The study of the decline curves are one of the oldest of the various methods of estimating oil and gas reserves. This presents a pictorial history of the records produced from a well, group of wells or reservoir. Before the coming of the distribution, free and uninterrupted production of both gas and oil wells during its early life, can trace a curve that could be extrapolated into the future and serve as a basis for forecasts of productivity and reserves. Today, the decline curves are less useful. Generally the production is distributed in proportion to market demand. The invasion of water in many fields helps maintain reservoir pressure and production is often shortened to facilitate this process. The decline curve mean little until some time has elapsed to establish a definite trend of decline or a radio. If this trend can be established early in the life of the reservoir, exploration geologists and engineers can exploit the same methods for estimating reserves. If many years elapse before such a trend develops, the men of exploration are likely to be separated from the enterprise to the field and will be turned over by engineers reservoristas.
In estimating reserves, the most suitable type of graph is a plot of radio production, ie, barrels per day vs average. Cumulative production. Extrapolating the line to a point of “non-economic return” gives a direct reading of all the latest cumulative production.
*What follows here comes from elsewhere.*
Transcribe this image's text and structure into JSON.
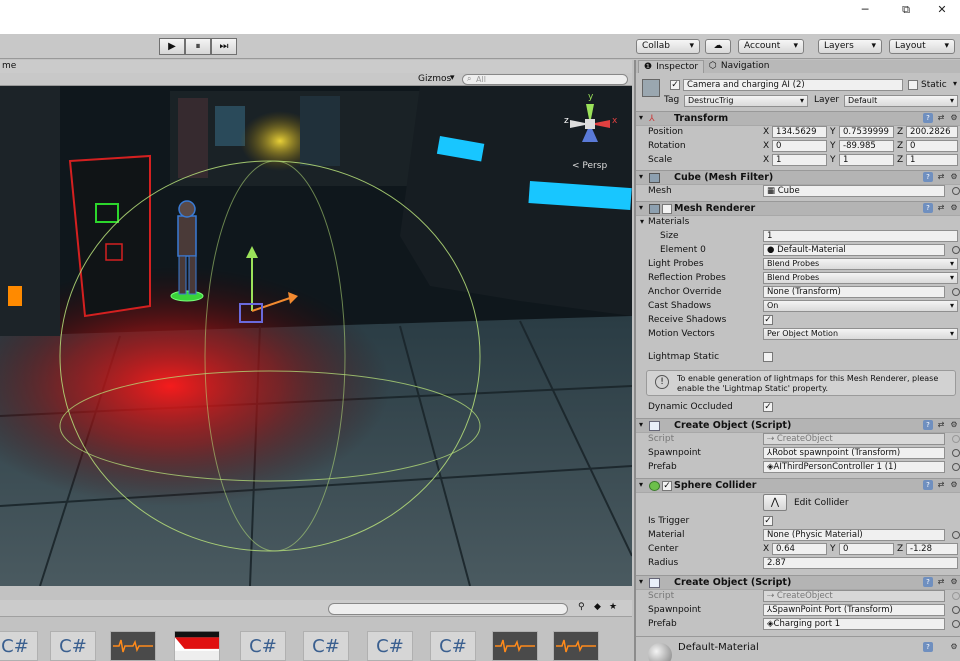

This becomes recoverable reserves. In all cases the goal is to select graphic scales that will result in almost a straight line possible. Obviously these results are more accurate extrapolations.
There are three types of decline curves, each can be represented by mathematical formulas. (Arps, 1956).
1. Constant percentage decline: The decline in productivity is a constant percentage as a function of time. For example, the beginning of the first year of life of the reservoir is produced on average 1000 barrels per day, at the end of this first year will produce 900 barrels per day and end of the second year will produce 810 barrels a day. These reservoirs decreased by 10% annually. The decrease in average radius curve versus cumulative production is straight graph paper.
2. Hyperbolic decline: The decline in output is proportional to a full rate production. This type of decline with average production radius versus cumulative production plot allows a straight line in a log-log paper. Any change in the scale goes right over the graph.
3. Hyperbolic decline: The decline in output is proportional to a radio production. This type of decline where the average production radius is plotted as a function of cumulative production is straightened in a semi-log paper. The radio production is plotted on a logarithmic scale and cumulative production on a regular coordinate.
Figure 25.5 shows how the decline appear when data is plotted as usual. The radio current average daily production for a small oil field is plotted on three types of graphic scales. The decline rate that is harmonious, and the straight line extrapolation on a graph paper indicates a reserve of approximately 7 million barrels. It is obvious that the other two curves could not be extrapolated with little accuracy.
Until now the subject of the decline curve has been treated based on production vs. radio. Cumulative production. Although this type of curves extrapolated directly recoverable reserves, it does not reveal anything about the productive life of the reservoir and does not always indicate a need for some means of increasing production, such as maintaining pressure or water flow . None of this data reveals about the profitability of the project. There are several different types of curves for these purposes which also provides information on reservations. Some examples will be mentioned briefly. Vs production. Extrapolation of time to show the final productive life and anticipate production radios for years to come. Strokes vs. drawdown. Time indicator whether the pressure maintenance is required or not, vs production radios. income or gain may result in estimates of reserves based on economic factors. In all cases it is convenient to plot the data, whatever it is, for q the trend is a straight line for extrapolation. Excellent detailed topics of these additional types of curves and their interpretations have been published. (Clark, 1951, Menzie, 1953).